Casey Kasem worked at radio stations all over the country in the 50s and 60s before launching the show for which he is best known, American Top 40, on the 4th of July, 1970. What began as a weekly radio program counting down the biggest hits in the land eventually made its way to TV in the 80s, and Kasem became the face—in addition to the voice—of American popular music. (Ryan Seacrest took over the show in 2004.)
Kasem didn’t choose the music he played—that was determined by sales and radio airplay—but he was a font of information for nascent music geeks, filling each program to the brim with stories and trivia about the songs and artists.
Once he arrived on television—like MTV would do a few years later—Kasem brought musicians right into your living room, providing access like never before to your favorite artists, as well as unknown acts. He also brought an unprecedented level of suspense to the Billboard charts, making you care deeply if a song dropped six spots and out of the Top 10.
His is truly a unique voice — and it all started 43 years ago today. As Casey always said upon signing off, “Keep your feet on the ground and keep reaching for the stars.”
Here’s the opening to his first show in 1970:
Unfortunately, there are no examples of his TV show, but here’s another radio episode, this one from 1984:
And finally, it’s entirely possible you’ve never heard the name Casey Kasem, or seen his face—especially if you’re younger or don’t live in North America—but it’s likely you’ve heard his voice at some point:

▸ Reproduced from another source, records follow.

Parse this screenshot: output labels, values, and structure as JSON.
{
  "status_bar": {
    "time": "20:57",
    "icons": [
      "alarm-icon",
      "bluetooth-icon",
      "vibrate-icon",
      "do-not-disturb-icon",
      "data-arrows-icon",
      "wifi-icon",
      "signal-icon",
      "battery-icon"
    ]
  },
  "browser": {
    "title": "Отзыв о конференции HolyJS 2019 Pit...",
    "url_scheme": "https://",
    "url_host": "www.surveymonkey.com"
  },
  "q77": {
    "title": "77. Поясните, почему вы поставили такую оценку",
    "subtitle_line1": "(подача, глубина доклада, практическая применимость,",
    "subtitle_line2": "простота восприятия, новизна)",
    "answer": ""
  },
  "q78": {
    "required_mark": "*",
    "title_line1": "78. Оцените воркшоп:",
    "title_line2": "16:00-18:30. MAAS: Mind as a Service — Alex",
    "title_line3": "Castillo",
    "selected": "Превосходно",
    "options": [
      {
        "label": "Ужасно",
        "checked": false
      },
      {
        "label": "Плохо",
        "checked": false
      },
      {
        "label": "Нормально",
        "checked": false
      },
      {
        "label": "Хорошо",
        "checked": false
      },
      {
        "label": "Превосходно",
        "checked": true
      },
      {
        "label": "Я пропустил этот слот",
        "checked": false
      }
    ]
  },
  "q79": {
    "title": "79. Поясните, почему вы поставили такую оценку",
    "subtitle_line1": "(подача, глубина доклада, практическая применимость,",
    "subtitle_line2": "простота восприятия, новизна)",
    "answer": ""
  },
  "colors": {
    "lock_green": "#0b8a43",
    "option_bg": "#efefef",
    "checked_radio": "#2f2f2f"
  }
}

Kasem has voiced Shaggy on Scooby Doo since its beginning in 1968.